WHAT THE EXERCISE ASKS => Check each line of the records below for the word "true" and copy those where it appears.

TASK INPUT =>
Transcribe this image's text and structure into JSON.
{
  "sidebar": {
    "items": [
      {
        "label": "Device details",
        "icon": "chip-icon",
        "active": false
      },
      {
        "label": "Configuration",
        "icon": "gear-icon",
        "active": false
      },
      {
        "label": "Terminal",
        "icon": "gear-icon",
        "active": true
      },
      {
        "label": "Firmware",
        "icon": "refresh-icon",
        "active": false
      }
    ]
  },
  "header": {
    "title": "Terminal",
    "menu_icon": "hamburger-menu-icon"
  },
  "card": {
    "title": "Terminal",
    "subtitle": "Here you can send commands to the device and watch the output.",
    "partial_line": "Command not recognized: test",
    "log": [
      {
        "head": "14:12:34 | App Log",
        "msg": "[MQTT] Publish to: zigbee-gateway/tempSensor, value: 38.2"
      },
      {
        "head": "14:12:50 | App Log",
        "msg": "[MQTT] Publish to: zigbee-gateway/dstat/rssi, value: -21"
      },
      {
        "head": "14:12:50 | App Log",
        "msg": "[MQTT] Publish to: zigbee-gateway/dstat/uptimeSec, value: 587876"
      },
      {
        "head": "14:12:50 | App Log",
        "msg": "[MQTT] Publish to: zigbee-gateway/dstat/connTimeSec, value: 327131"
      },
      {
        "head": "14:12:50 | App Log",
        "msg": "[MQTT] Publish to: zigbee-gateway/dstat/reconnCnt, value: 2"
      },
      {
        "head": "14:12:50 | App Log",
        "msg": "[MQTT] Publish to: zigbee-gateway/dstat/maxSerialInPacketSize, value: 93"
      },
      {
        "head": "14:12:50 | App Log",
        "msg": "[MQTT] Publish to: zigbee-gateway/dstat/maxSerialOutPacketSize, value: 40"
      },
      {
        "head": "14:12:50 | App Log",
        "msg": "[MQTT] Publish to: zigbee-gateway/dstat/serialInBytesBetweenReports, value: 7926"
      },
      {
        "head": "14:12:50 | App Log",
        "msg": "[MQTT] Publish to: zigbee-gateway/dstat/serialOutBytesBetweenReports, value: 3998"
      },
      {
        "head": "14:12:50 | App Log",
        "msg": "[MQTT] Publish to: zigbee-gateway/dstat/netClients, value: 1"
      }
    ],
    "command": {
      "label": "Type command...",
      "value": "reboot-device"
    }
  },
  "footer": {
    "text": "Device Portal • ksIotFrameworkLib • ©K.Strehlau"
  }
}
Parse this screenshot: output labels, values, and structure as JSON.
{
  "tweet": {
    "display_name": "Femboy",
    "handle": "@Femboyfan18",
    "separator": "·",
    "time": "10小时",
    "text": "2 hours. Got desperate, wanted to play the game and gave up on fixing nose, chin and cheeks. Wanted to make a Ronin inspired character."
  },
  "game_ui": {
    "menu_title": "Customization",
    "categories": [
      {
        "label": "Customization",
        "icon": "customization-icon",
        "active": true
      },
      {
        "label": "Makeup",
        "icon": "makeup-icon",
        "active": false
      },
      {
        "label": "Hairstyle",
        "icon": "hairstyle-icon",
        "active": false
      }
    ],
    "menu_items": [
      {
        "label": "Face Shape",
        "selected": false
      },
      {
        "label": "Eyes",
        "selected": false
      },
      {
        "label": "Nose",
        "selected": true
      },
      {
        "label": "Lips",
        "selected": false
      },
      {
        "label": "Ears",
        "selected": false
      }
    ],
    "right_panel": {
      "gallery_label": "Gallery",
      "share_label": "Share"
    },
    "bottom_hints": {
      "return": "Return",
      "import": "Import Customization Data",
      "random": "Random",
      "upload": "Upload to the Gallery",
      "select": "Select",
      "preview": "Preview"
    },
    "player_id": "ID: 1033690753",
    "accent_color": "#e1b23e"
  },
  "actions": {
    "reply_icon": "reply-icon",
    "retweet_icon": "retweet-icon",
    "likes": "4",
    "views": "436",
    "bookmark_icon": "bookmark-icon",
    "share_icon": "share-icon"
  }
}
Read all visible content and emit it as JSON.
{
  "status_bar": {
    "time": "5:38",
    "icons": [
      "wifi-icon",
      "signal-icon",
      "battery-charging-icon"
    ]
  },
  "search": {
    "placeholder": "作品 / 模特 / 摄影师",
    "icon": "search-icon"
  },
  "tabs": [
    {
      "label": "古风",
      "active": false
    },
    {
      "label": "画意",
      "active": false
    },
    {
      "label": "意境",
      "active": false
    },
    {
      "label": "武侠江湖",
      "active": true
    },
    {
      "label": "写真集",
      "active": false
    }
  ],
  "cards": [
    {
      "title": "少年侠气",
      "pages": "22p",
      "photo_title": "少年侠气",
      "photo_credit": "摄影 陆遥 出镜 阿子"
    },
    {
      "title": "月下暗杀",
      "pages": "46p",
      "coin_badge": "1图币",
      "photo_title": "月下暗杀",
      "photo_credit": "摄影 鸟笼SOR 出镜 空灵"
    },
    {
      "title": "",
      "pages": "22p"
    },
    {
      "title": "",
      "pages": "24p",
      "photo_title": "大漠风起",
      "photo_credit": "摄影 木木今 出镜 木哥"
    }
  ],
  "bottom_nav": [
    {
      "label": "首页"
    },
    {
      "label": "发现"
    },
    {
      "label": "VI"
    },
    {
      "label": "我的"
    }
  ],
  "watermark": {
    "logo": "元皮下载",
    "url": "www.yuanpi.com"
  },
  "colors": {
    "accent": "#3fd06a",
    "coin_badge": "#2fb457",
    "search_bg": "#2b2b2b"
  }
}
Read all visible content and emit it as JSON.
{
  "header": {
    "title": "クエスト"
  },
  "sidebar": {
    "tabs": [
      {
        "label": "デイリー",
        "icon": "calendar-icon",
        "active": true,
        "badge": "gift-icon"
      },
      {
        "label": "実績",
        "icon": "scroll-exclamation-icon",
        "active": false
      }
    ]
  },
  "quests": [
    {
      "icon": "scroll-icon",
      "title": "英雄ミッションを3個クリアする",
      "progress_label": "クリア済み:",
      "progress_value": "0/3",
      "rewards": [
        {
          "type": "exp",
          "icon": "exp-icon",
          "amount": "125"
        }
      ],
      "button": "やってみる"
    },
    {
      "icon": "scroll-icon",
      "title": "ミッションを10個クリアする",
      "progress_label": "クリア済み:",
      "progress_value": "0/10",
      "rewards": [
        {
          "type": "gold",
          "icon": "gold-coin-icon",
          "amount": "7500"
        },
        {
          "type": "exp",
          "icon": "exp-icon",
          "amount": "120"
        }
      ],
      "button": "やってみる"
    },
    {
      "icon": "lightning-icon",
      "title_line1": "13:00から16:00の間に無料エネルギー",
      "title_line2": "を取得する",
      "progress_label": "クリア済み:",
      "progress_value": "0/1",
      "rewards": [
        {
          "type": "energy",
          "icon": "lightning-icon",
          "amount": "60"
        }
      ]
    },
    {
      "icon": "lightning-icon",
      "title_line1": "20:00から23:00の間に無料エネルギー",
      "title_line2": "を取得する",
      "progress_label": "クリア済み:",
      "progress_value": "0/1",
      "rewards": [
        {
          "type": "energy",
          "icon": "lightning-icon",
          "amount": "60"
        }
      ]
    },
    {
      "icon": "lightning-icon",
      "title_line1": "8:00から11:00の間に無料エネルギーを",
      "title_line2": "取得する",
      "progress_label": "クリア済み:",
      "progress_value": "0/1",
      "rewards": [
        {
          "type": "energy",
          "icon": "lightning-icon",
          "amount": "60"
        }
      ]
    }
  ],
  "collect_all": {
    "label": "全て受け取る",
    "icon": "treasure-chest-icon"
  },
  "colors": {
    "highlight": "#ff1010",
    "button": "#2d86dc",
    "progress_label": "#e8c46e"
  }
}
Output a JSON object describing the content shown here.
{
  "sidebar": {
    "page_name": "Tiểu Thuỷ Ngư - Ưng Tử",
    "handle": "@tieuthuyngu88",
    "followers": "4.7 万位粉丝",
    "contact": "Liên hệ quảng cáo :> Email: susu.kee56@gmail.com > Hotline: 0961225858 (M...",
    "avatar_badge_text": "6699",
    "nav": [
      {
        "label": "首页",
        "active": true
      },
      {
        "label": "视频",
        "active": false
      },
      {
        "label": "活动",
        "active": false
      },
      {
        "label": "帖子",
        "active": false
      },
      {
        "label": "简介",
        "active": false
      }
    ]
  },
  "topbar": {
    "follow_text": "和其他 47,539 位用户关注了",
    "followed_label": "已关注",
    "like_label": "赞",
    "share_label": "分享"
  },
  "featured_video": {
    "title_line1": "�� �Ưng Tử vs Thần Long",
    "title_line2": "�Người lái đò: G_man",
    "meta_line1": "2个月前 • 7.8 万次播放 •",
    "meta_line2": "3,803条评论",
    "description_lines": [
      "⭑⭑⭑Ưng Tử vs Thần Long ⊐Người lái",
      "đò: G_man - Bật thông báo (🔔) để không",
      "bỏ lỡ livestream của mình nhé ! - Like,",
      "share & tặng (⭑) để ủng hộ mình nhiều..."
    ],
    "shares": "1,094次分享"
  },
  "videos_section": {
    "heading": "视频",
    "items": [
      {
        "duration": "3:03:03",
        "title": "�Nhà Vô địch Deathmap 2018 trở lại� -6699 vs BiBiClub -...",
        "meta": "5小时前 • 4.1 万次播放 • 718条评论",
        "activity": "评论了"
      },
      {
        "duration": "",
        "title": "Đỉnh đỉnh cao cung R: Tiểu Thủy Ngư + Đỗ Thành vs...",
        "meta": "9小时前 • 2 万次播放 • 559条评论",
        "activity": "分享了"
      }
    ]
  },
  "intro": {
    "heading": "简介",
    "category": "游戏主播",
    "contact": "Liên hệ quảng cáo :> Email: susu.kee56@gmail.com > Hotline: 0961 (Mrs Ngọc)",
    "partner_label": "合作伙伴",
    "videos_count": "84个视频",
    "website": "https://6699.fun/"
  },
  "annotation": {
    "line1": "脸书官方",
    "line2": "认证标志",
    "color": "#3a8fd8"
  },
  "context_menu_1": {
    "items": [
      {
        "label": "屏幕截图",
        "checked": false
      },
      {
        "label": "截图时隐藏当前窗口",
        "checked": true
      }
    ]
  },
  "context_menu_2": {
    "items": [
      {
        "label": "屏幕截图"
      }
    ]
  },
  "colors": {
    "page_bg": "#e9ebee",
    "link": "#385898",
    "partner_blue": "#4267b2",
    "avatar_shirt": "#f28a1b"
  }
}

OUTPUT FOR THIS EXERCISE =>
        "active": true
        "active": true
        "selected": true
      "active": true
        "active": true,
        "active": true
        "checked": true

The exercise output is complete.